Garcia-Lopez was a somewhat regular penciller on Superman in the '70s, plus the regular cover artist, and also had stints on both World's Finest and DC Comics Presents. On the surface, this would seem to not be enough of a body of work . But Garcia-Lopez has also been DC's primary licensing artist for the past 30 years or so. His work can still be seen on hundreds of products featuring DC characters, especially Superman. It's this combination of factors, I think, that push Garcia-Lopez beyond Jurgens, Byrne, Al Plastino and others. Garcia-Lopez's Superman is iconic.
4. Jerry Ordway.
Probably the best of the modern Superman artists. Ordway was the other artist of the great Superman relaunch of 1986, launching Adventures of Superman (which continued the numbering of the original Superman series). It was pretty clear to everybody, though, that Ordway was the "B" artist in the new Superman publishing world in name only. While Byrne struggled to gain a foothold with fans, Ordway was immediately embraced as the proper inheritor of the Superman artistic mantle. Ordway stayed on Superman for years (later only as a writer); his obvious appreciation for the artists of the Golden Age made him something of a throwback, and perfect for Superman.
3. Wayne Boring
I'm going to come right out and admit that I don't know all that much about Wayne Boring. The only two comic books that I own that definitely contain his work (Secret Origins #1 and All Star Squadron Annual #3) were heavily inked by Jerry Ordway. They look great, though. But Boring was the primary Superman artist from the late '40s through the '50s, serving as a lynchpin between the top two artists on our list. Thus Boring was keenly involved in the period where Superman morphed from his early glorified strongman days into the Man of Tomorrow we now know.
2. Joe Shuster
Shuster, of course, is one of the co-creators of Superman. I don't think that the creator credit necessarily brings with it definitive artist status (see Kane, Bob), but it's certainly warranted in this case. Shuster not only designed (and refined) what is easily the most iconic costume in comics, he also developed Superman's square-jawed look.
It's hard to say how much work Shuster actually produced; plagued by eye problems, Shuster had to turn most of the work on his breakout co-creation over to several assistents. But Shuster remained involved, despite his limitations, touching up figurework and faces for years to maintain the look he'd established for the strip.
Shuster left the character permanently after his ill-fated lawsuit to reclaim the character with partner Jerry Siegel failed in 1946. The co-creator of the most iconic character in comics faded into obscurity after that, his eyes now too weak to allow for much of a career. Recently, a collection of Shuster's fetish art was released by Abrams, featuring characters that look disturbingly like the cast of a certain comic book. And, frankly, I don't know what to add after that.

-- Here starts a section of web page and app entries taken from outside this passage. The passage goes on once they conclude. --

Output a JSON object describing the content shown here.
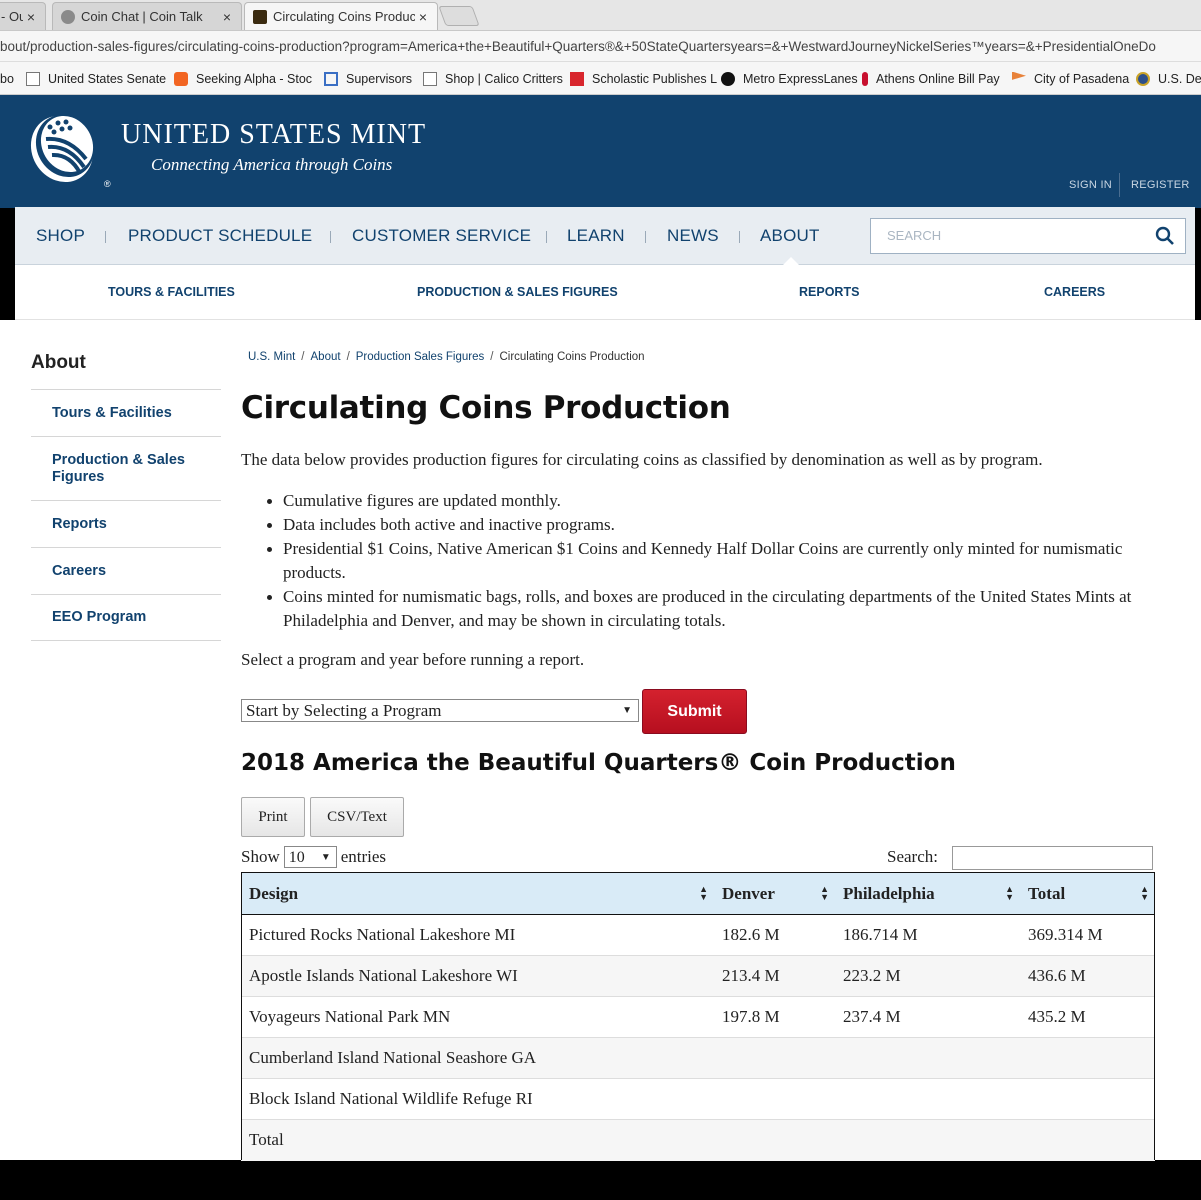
{
  "browser": {
    "tabs": [
      {
        "label": "- Ou",
        "close": "×"
      },
      {
        "label": "Coin Chat | Coin Talk",
        "close": "×"
      },
      {
        "label": "Circulating Coins Product",
        "close": "×"
      }
    ],
    "url": "bout/production-sales-figures/circulating-coins-production?program=America+the+Beautiful+Quarters®&+50StateQuartersyears=&+WestwardJourneyNickelSeries™years=&+PresidentialOneDo",
    "bookmarks": [
      {
        "label": "bo",
        "icon": "bookmark-icon"
      },
      {
        "label": "United States Senate",
        "icon": "page-icon"
      },
      {
        "label": "Seeking Alpha - Stoc",
        "icon": "alpha-icon"
      },
      {
        "label": "Supervisors",
        "icon": "grid-icon"
      },
      {
        "label": "Shop | Calico Critters",
        "icon": "page-icon"
      },
      {
        "label": "Scholastic Publishes L",
        "icon": "s-icon"
      },
      {
        "label": "Metro ExpressLanes",
        "icon": "m-icon"
      },
      {
        "label": "Athens Online Bill Pay",
        "icon": "flame-icon"
      },
      {
        "label": "City of Pasadena",
        "icon": "flag-icon"
      },
      {
        "label": "U.S. Dep",
        "icon": "seal-icon"
      }
    ]
  },
  "header": {
    "brand": "UNITED STATES MINT",
    "tagline": "Connecting America through Coins",
    "reg": "®",
    "sign_in": "SIGN IN",
    "register": "REGISTER"
  },
  "nav": {
    "items": [
      "SHOP",
      "PRODUCT SCHEDULE",
      "CUSTOMER SERVICE",
      "LEARN",
      "NEWS",
      "ABOUT"
    ],
    "search_placeholder": "SEARCH",
    "subnav": [
      "TOURS & FACILITIES",
      "PRODUCTION & SALES FIGURES",
      "REPORTS",
      "CAREERS"
    ]
  },
  "sidebar": {
    "title": "About",
    "items": [
      "Tours & Facilities",
      "Production & Sales Figures",
      "Reports",
      "Careers",
      "EEO Program"
    ]
  },
  "breadcrumb": [
    "U.S. Mint",
    "About",
    "Production Sales Figures",
    "Circulating Coins Production"
  ],
  "page": {
    "title": "Circulating Coins Production",
    "intro": "The data below provides production figures for circulating coins as classified by denomination as well as by program.",
    "bullets": [
      "Cumulative figures are updated monthly.",
      "Data includes both active and inactive programs.",
      "Presidential $1 Coins, Native American $1 Coins and Kennedy Half Dollar Coins are currently only minted for numismatic products.",
      "Coins minted for numismatic bags, rolls, and boxes are produced in the circulating departments of the United States Mints at Philadelphia and Denver, and may be shown in circulating totals."
    ],
    "select_prompt": "Select a program and year before running a report.",
    "program_select": "Start by Selecting a Program",
    "submit": "Submit",
    "report_title": "2018 America the Beautiful Quarters® Coin Production"
  },
  "table": {
    "print": "Print",
    "csv": "CSV/Text",
    "show": "Show",
    "entries_value": "10",
    "entries": "entries",
    "search_label": "Search:",
    "columns": [
      "Design",
      "Denver",
      "Philadelphia",
      "Total"
    ],
    "rows": [
      [
        "Pictured Rocks National Lakeshore MI",
        "182.6 M",
        "186.714 M",
        "369.314 M"
      ],
      [
        "Apostle Islands National Lakeshore WI",
        "213.4 M",
        "223.2 M",
        "436.6 M"
      ],
      [
        "Voyageurs National Park MN",
        "197.8 M",
        "237.4 M",
        "435.2 M"
      ],
      [
        "Cumberland Island National Seashore GA",
        "",
        "",
        ""
      ],
      [
        "Block Island National Wildlife Refuge RI",
        "",
        "",
        ""
      ],
      [
        "Total",
        "",
        "",
        ""
      ]
    ]
  }
}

1. Curt Swan
Curt Swan was basically the Superman artist through the Silver and Bronze Ages. He probably drew more Superman stories then anyone else, always with an unparalleled elegance. In a way, Swan was an odd fit on Superman; never a strong action artist, his strengths lay in facial expressions and body language. But these abilities actually fit quite well with the Superman of the Silver Age. As his powers had grown to literal godlike proportions, Superman rarely used his fists in those days, relying on his brain and his vast array of other powers. Swan, the thinking man's comic book artist, was a perfect fit with the more cerebral Superman.
Appropriately, Curt Swan's legendary association with Superman ended (for all intents and purposes) with Alan Moore's coda to the Silver Age Superman, "Whatever Happened to the Man of Tomorrow?". This two-issue story, running between Superman and Action Comics, effectively tied up Superman's continuity for the last 30 years, paving the way for John Byrne. It's funny; Byrne was brought in because the Powers That Be felt that Superman needed to be shaken up, but in two issues Moore showed perfectly how to balance Superman's fantastic past with modern sensibility. And Swan, as the lynchpin of the past, was a perfect compliment to Moore's script. Can you imagine if DC has put Alan Moore together with Curt Swan on Superman full time? But I digress....